▶ Input
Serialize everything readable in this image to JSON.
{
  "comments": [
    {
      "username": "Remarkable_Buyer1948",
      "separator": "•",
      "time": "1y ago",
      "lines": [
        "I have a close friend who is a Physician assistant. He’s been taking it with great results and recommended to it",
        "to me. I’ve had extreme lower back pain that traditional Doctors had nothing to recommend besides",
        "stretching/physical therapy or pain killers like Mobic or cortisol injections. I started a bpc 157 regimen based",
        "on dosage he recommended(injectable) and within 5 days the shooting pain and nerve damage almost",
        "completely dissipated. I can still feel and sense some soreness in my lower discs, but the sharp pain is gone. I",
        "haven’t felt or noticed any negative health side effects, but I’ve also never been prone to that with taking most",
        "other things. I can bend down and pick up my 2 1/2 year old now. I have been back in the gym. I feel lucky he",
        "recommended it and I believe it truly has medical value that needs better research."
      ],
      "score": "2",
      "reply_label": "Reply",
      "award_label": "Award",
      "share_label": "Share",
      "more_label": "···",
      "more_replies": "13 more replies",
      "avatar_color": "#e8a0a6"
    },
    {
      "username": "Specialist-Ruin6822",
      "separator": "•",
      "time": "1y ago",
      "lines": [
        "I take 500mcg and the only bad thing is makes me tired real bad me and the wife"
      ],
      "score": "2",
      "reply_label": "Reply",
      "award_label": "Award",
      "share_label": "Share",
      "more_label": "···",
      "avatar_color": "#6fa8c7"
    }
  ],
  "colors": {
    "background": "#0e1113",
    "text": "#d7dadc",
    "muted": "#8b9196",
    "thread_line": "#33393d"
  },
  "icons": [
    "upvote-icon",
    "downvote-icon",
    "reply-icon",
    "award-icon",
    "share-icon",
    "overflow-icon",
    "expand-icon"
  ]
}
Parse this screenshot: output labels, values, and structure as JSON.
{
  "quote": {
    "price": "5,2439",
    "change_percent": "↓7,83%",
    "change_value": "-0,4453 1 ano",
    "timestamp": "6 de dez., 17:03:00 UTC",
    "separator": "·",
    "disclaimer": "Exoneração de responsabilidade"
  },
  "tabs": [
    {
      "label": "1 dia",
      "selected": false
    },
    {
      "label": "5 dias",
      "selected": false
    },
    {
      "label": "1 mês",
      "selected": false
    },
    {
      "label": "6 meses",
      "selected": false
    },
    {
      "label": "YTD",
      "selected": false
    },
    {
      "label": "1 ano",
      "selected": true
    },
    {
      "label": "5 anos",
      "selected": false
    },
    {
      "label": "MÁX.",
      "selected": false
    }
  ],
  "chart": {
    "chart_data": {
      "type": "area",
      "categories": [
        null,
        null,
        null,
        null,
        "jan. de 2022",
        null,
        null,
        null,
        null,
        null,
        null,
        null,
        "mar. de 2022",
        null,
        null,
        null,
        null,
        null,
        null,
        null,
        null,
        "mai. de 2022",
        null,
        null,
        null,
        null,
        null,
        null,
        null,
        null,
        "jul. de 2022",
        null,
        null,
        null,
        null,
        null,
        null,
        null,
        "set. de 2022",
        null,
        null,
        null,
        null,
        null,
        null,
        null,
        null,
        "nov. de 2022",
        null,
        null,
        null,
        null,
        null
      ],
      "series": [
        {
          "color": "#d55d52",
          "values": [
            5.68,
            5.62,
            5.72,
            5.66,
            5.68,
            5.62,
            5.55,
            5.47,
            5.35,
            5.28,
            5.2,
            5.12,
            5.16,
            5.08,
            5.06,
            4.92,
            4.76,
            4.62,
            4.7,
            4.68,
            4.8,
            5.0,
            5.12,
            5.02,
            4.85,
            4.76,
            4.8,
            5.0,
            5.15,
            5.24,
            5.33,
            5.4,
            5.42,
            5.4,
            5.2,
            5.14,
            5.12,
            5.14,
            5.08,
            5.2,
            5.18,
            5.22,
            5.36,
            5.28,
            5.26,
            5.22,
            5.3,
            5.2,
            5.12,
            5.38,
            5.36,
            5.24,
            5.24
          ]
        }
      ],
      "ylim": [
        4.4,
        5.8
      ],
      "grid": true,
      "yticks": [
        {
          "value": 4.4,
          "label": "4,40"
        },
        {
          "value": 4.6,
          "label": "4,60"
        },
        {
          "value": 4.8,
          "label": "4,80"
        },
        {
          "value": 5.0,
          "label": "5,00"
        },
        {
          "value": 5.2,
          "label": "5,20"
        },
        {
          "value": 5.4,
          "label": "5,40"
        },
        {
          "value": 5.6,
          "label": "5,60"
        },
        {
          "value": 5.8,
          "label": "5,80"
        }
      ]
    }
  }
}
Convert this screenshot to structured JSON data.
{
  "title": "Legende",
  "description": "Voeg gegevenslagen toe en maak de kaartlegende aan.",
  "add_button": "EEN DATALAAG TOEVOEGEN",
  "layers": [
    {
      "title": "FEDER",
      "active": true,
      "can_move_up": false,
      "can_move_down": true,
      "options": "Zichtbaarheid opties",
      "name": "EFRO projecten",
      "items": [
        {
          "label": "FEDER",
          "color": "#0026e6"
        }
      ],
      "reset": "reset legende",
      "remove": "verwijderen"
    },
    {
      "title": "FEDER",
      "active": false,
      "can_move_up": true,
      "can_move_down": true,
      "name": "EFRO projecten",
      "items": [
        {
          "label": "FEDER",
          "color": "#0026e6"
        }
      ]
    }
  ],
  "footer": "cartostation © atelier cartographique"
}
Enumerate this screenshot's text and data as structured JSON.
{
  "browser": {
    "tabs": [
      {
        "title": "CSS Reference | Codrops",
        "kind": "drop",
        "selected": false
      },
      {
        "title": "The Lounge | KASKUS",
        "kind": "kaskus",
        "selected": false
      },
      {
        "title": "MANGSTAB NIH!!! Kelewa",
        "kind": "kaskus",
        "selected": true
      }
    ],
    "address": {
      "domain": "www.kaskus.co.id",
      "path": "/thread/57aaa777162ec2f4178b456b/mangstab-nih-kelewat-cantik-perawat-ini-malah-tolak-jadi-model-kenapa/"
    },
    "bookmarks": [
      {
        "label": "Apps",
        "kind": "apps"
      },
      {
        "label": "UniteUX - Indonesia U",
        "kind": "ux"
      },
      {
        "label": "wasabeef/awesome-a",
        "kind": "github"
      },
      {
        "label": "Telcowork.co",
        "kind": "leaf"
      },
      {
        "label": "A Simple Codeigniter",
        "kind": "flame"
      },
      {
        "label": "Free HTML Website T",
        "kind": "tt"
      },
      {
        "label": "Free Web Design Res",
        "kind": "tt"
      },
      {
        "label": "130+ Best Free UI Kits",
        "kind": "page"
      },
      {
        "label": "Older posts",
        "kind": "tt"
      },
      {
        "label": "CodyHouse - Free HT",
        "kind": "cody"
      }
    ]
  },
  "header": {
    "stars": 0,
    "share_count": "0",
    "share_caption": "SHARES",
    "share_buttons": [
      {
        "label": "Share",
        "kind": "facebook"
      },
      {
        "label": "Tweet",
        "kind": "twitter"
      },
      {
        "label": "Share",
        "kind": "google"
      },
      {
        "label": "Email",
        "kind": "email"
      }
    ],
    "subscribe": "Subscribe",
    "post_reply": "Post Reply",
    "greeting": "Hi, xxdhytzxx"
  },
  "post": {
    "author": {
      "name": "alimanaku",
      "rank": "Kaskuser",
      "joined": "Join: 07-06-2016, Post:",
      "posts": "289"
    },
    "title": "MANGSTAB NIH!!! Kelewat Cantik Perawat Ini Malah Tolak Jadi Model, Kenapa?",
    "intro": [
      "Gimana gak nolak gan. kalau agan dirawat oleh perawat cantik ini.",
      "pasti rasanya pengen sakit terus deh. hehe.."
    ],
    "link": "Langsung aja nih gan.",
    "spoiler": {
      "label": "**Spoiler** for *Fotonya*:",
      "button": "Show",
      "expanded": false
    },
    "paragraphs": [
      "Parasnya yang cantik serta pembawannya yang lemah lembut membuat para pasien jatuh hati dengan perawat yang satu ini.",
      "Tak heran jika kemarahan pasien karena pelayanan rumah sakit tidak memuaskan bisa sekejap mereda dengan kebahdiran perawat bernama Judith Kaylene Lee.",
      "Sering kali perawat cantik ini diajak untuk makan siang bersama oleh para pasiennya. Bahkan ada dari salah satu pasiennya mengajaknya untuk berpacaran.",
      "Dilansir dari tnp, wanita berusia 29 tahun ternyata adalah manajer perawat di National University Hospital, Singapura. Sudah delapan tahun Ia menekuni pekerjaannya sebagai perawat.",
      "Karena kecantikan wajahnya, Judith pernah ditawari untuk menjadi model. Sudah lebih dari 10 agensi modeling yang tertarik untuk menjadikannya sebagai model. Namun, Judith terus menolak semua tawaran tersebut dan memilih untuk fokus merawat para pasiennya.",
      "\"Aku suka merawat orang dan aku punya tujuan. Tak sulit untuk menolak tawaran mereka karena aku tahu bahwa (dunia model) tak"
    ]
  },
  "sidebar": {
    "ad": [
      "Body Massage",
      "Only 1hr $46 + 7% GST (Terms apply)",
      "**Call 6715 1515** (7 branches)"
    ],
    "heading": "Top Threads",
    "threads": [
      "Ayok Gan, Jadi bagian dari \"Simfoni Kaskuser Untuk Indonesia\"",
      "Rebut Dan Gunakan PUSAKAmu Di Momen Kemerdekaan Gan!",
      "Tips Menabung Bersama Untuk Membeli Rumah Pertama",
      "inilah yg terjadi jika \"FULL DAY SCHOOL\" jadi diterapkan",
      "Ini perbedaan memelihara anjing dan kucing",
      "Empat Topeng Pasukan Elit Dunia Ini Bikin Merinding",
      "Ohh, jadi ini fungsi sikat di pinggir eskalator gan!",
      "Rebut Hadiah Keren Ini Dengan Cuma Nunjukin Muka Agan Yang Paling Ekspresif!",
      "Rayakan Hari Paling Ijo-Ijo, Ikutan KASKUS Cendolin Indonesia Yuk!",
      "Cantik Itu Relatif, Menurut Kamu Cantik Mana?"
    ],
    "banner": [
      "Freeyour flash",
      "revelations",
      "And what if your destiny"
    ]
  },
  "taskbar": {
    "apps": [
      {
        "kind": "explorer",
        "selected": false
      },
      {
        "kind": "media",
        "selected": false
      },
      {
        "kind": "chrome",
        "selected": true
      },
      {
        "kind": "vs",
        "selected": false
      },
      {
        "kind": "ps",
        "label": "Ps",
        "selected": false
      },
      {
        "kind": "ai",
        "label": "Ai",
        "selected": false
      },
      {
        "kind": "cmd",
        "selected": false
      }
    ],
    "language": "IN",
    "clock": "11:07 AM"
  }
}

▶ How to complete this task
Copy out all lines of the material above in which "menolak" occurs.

▶ Exercise response
      "Karena kecantikan wajahnya, Judith pernah ditawari untuk menjadi model. Sudah lebih dari 10 agensi modeling yang tertarik untuk menjadikannya sebagai model. Namun, Judith terus menolak semua tawaran tersebut dan memilih untuk fokus merawat para pasiennya.",
      "\"Aku suka merawat orang dan aku punya tujuan. Tak sulit untuk menolak tawaran mereka karena aku tahu bahwa (dunia model) tak"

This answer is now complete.